The premise isn’t unique or anything of the sort, but never underestimate how quickly a romance fan will devour anything with the “fake dating” trope. Ravi (Suraj Sharma) and Asha’s (Pallavi Sharda) parents have similar motives as they spruce up their kids’ dating profiles behind their backs, hoping to secure a match. And while the first meeting doesn’t go as planned, a second reunion at the first of many weddings, Asha suggests they pretend to be in a relationship to keep the aunties off their backs while satisfying their parents. But we all know where fake dating often leads, and it’s a glorious place.
Still, the best part about Netflix’s Wedding Season is that Asha and Ravi are both so compelling as individuals that it makes them better as a couple. It’s easy to root for them as characters, and it’s easy to want the best for them, understanding when they start to fall for one another why your own heart is fluttering in the process.

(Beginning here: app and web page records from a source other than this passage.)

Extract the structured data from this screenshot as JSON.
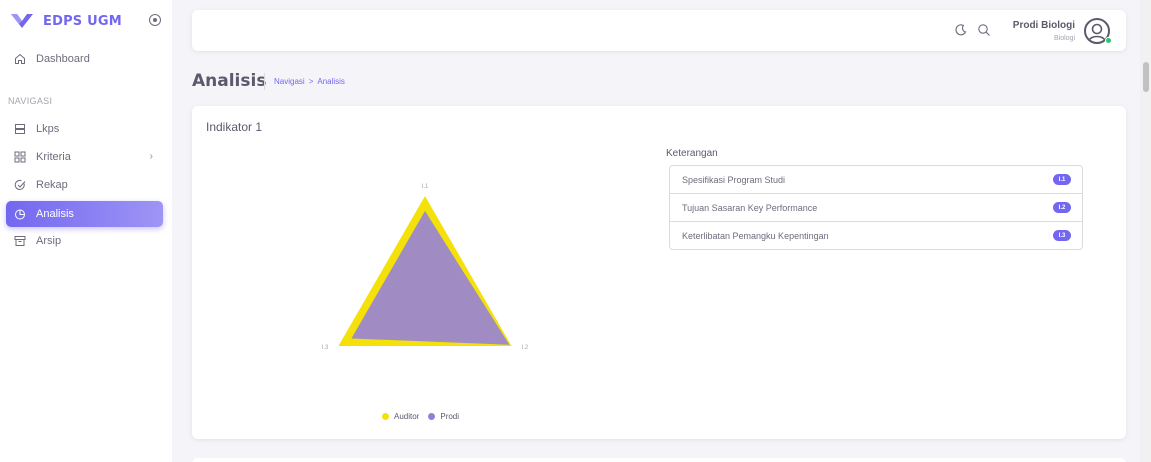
{
  "brand": {
    "name": "EDPS UGM",
    "accent": "#7367f0"
  },
  "sidebar": {
    "top_items": [
      {
        "label": "Dashboard",
        "icon": "home-icon"
      }
    ],
    "nav_heading": "NAVIGASI",
    "items": [
      {
        "label": "Lkps",
        "icon": "list-icon"
      },
      {
        "label": "Kriteria",
        "icon": "grid-icon",
        "has_submenu": true
      },
      {
        "label": "Rekap",
        "icon": "check-circle-icon"
      },
      {
        "label": "Analisis",
        "icon": "pie-chart-icon",
        "active": true
      },
      {
        "label": "Arsip",
        "icon": "archive-icon"
      }
    ]
  },
  "navbar": {
    "icons": [
      "moon-icon",
      "search-icon"
    ],
    "user_name": "Prodi Biologi",
    "user_role": "Biologi",
    "status_color": "#28c76f"
  },
  "page": {
    "title": "Analisis",
    "breadcrumb": [
      "Navigasi",
      ">",
      "Analisis"
    ]
  },
  "card": {
    "title": "Indikator 1",
    "keterangan_title": "Keterangan",
    "keterangan": [
      {
        "label": "Spesifikasi Program Studi",
        "code": "I.1"
      },
      {
        "label": "Tujuan Sasaran Key Performance",
        "code": "I.2"
      },
      {
        "label": "Keterlibatan Pemangku Kepentingan",
        "code": "I.3"
      }
    ]
  },
  "chart_data": {
    "type": "radar",
    "axes": [
      "I.1",
      "I.2",
      "I.3"
    ],
    "scale_max": 4,
    "series": [
      {
        "name": "Auditor",
        "color": "#f5e10a",
        "values": [
          4,
          4,
          4
        ]
      },
      {
        "name": "Prodi",
        "color": "#9b86cc",
        "values": [
          3.4,
          3.9,
          3.4
        ]
      }
    ],
    "legend_position": "bottom"
  }
}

The progression from two people forced to go on a date to friends falling for one another happens as organically as it could, given the circumstances, but the sizzling chemistry between the actors makes every scene (however awkward at first) a delight to watch. There’s a moment in the montage sequence that has me in a complete chokehold because a man sincerely smiling while gazing at the woman he loves is peak romance. And well, this entire montage plus Hope Tala’s “Tiptoeing” playing is what such rom-com dreams are made of, allowing the progression of time to feel like something intimate that we’re a close part of. (Honestly, at this point, I don’t know who was more obsessed with them, their parents taking photos every chance they could get or me watching and weeping like a buffoon on my couch.)

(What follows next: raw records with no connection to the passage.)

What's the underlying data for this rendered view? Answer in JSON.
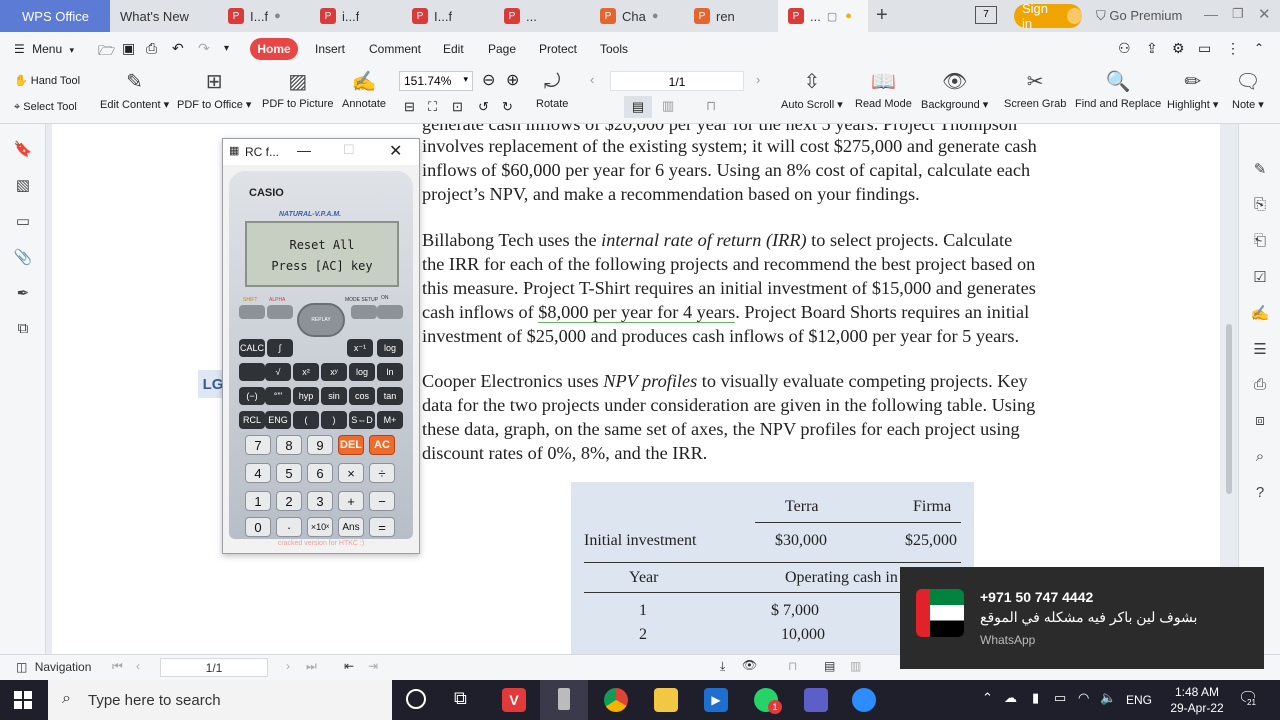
{
  "tabs": {
    "wps": "WPS Office",
    "whats_new": "What's New",
    "t1": "I...f",
    "t2": "i...f",
    "t3": "I...f",
    "t4": "...",
    "t5": "Cha",
    "t6": "ren",
    "t7": "...",
    "sign_in": "Sign in",
    "go_premium": "Go Premium"
  },
  "menu": {
    "menu_label": "Menu",
    "home": "Home",
    "insert": "Insert",
    "comment": "Comment",
    "edit": "Edit",
    "page": "Page",
    "protect": "Protect",
    "tools": "Tools"
  },
  "toolbar": {
    "hand_tool": "Hand Tool",
    "select_tool": "Select Tool",
    "edit_content": "Edit Content",
    "pdf_to_office": "PDF to Office",
    "pdf_to_picture": "PDF to Picture",
    "annotate": "Annotate",
    "zoom": "151.74%",
    "page_counter": "1/1",
    "rotate": "Rotate",
    "auto_scroll": "Auto Scroll",
    "read_mode": "Read Mode",
    "background": "Background",
    "screen_grab": "Screen Grab",
    "find_replace": "Find and Replace",
    "highlight": "Highlight",
    "note": "Note"
  },
  "document": {
    "lines": [
      "generate cash inflows of $20,000 per year for the next 5 years. Project Thompson",
      "involves replacement of the existing system; it will cost $275,000 and generate cash",
      "inflows of $60,000 per year for 6 years. Using an 8% cost of capital, calculate each",
      "project’s NPV, and make a recommendation based on your findings."
    ],
    "p2_a": "Billabong Tech uses the ",
    "p2_irr": "internal rate of return (IRR)",
    "p2_b": " to select projects. Calculate",
    "p2_l2": "the IRR for each of the following projects and recommend the best project based on",
    "p2_l3": "this measure. Project T-Shirt requires an initial investment of $15,000 and generates",
    "p2_l4a": "cash inflows of ",
    "p2_l4u": "$8,000 per year for 4 years",
    "p2_l4b": ". Project Board Shorts requires an initial",
    "p2_l5": "investment of $25,000 and produces cash inflows of $12,000 per year for 5 years.",
    "lg": "LG",
    "p3_a": "Cooper Electronics uses ",
    "p3_npv": "NPV profiles",
    "p3_b": " to visually evaluate competing projects. Key",
    "p3_l2": "data for the two projects under consideration are given in the following table. Using",
    "p3_l3": "these data, graph, on the same set of axes, the NPV profiles for each project using",
    "p3_l4": "discount rates of 0%, 8%, and the IRR.",
    "table": {
      "col1": "Terra",
      "col2": "Firma",
      "row_invest": "Initial investment",
      "invest1": "$30,000",
      "invest2": "$25,000",
      "year": "Year",
      "op_cash": "Operating cash in",
      "y1": "1",
      "y1v": "$  7,000",
      "y2": "2",
      "y2v": "10,000"
    }
  },
  "calculator": {
    "title": "RC f...",
    "brand": "CASIO",
    "model": "NATURAL-V.P.A.M.",
    "screen1": "Reset All",
    "screen2": "Press [AC] key",
    "footer": "cracked version for HTKC :)",
    "keys_row1": [
      "7",
      "8",
      "9",
      "DEL",
      "AC"
    ],
    "keys_row2": [
      "4",
      "5",
      "6",
      "×",
      "÷"
    ],
    "keys_row3": [
      "1",
      "2",
      "3",
      "+",
      "−"
    ],
    "keys_row4": [
      "0",
      "·",
      "×10ˣ",
      "Ans",
      "="
    ],
    "fn_row1": [
      "CALC",
      "∫",
      "",
      "x⁻¹",
      "log"
    ],
    "fn_row2": [
      "",
      "√",
      "x²",
      "xʸ",
      "log",
      "ln"
    ],
    "fn_row3": [
      "(−)",
      "°'\"",
      "hyp",
      "sin",
      "cos",
      "tan"
    ],
    "fn_row4": [
      "RCL",
      "ENG",
      "(",
      ")",
      "S⇔D",
      "M+"
    ],
    "shift": "SHIFT",
    "alpha": "ALPHA",
    "mode": "MODE SETUP",
    "on": "ON",
    "replay": "REPLAY"
  },
  "navbar": {
    "navigation": "Navigation",
    "page": "1/1"
  },
  "toast": {
    "phone": "+971 50 747 4442",
    "message": "بشوف لين باكر فيه مشكله في الموقع",
    "app": "WhatsApp"
  },
  "taskbar": {
    "search_placeholder": "Type here to search",
    "lang": "ENG",
    "time": "1:48 AM",
    "date": "29-Apr-22",
    "notif": "21",
    "badge": "1"
  }
}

Plus, ending the montage with the scene of them kissing in the rain followed by Asha receiving news about another chance made for the kind of joyous cut scene that’s particularly satisfying.
While the film dives deep into fake dating, its second half dabbles with the miscommunication trope, which, if not handled properly, tends to be a romance’s downfall more often than not. Thankfully, that’s not the case here, as it’s entirely understandable why Ravi keeps his charity a secret and why Asha gets upset at the thought she didn’t achieve her goals on her own. The confrontations following alongside their family are as explosive as can be because for something that involves so many people, it was never bound to be a quiet conversation. And it’s why the grand declarations at the wedding feel earned instead of too cheesy (which they are, to be accurate, but in the best way).

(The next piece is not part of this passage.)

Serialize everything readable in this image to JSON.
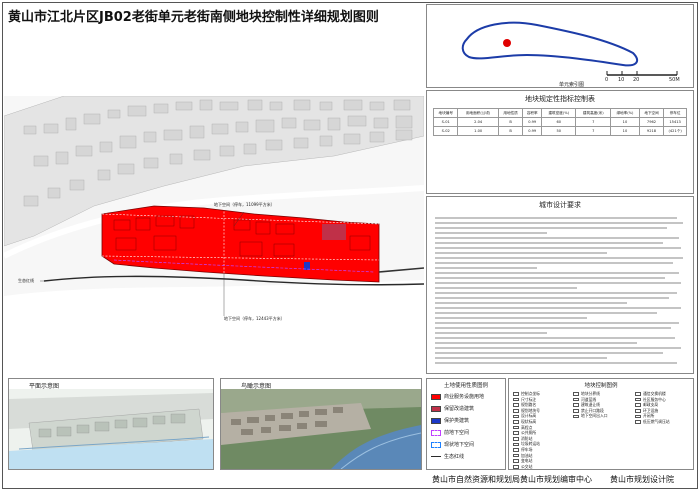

As characters, every key player in the film has something that matters profoundly to them, and telling their stories is also part of the film’s strength. Spanning less than two hours, it manages to do more than some lengthy blockbusters, giving viewers multiple people to care for. Alongside the two leads, Rizwan Manji, Veena Sood, Arianna Afsar, Damian Thompson, and Manoj Sood are brilliant in their embodiments, bringing a stellar balance between heart and humor to our screens throughout the film’s run. It’s a family affair, and viewers are beautifully part of the warmth.
Netflix’s Wedding Season is the love story we’ve been waiting for because it values platonic relationships as much as romantic relationships while concurrently respecting the immensity at which dreams matter. It’s a love letter and a love story, all at once, threading together a narrative for all ages.
Wedding Season is now streaming on Netflix.
Gissane (pronounced Geese-enny) — or, as people often call her, "Goose" — is a romance aficionado who's taken her Master's in English and love for essays into writing lengthy analyses about pop culture. She's the founder and Editor-in-Chief of Marvelous Geeks Media and the co-host of Lady Geeks Podcast. She drinks too much coffee, wants to live in a forest, and cries a lot because of her favorite characters.